“I do not want to minimize the grief this family has been through,” Rose says, “but you cannot make a murder out of an accident.”
Long before Rose came to that conclusion, his SCLC hired Touchton, who was president of the local NAACP four times, and gave her the title of investigator. Touchton, who is white, reviewed case files and conducted interviews with students and medical personnel and law enforcement to look for evidence of murder and a cover-up. She says she could find none.
She was secretary of the Valdosta NAACP at the time of the incident and originally was assigned by the state NAACP to aid the Johnsons and their attorney in investigating the case.
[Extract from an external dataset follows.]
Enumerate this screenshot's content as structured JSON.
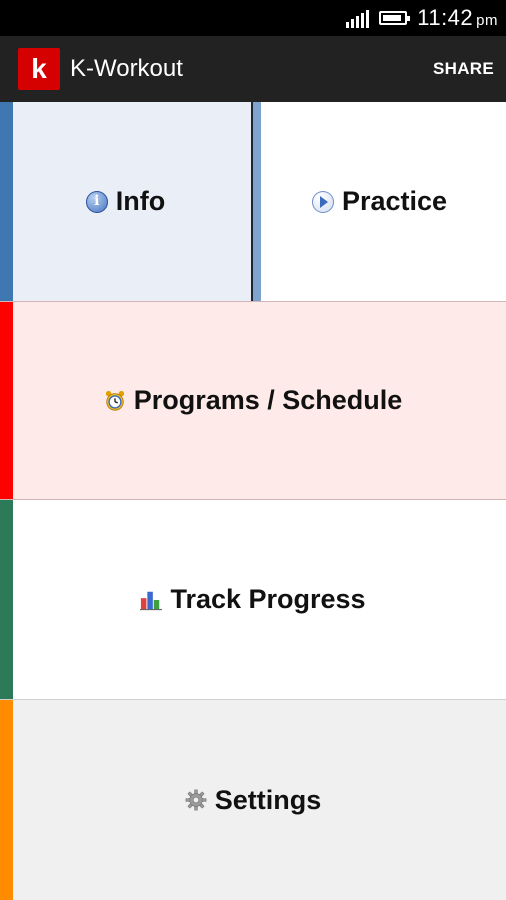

Touchton says the state NAACP would not budge in its belief that Johnson was murdered despite evidence the death was an accident. She resigned from the local NAACP.
Acrimony has spilled onto the Internet and social media. Rose says the Bell family sold its home and moved to a gated community. They filed a lawsuit seeking $5 million in damages against Ebony magazine, which published a report that the Bells were guilty of murder — the story used pseudonyms “Chris and Clark Martin” for the Bell brothers.
McPherson, whose Valdosta teams have won multiple state championships, says Bell is among the best to play for him. “I have players who have gone on to Division I and play in the NFL, and Brian is right there with the others as far as talent,” McPherson says. “This is a great player with nowhere to go.”
Johnson’s death did not create a racial division on his team, McPherson says. “The kids didn’t talk about it,” he says.
Johnson played football as a freshman at Lowndes in 2011. He was a safety. He didn’t play in 2012 as a sophomore but came to McPherson after that season and said he wanted to play again.
“The week he died was the week he was going to start weight training and get back into it,” McPherson says. “I wanted him back in the program. He was a great kid; he really was.”
Source: USA Today | Ray Glier and Erik Brady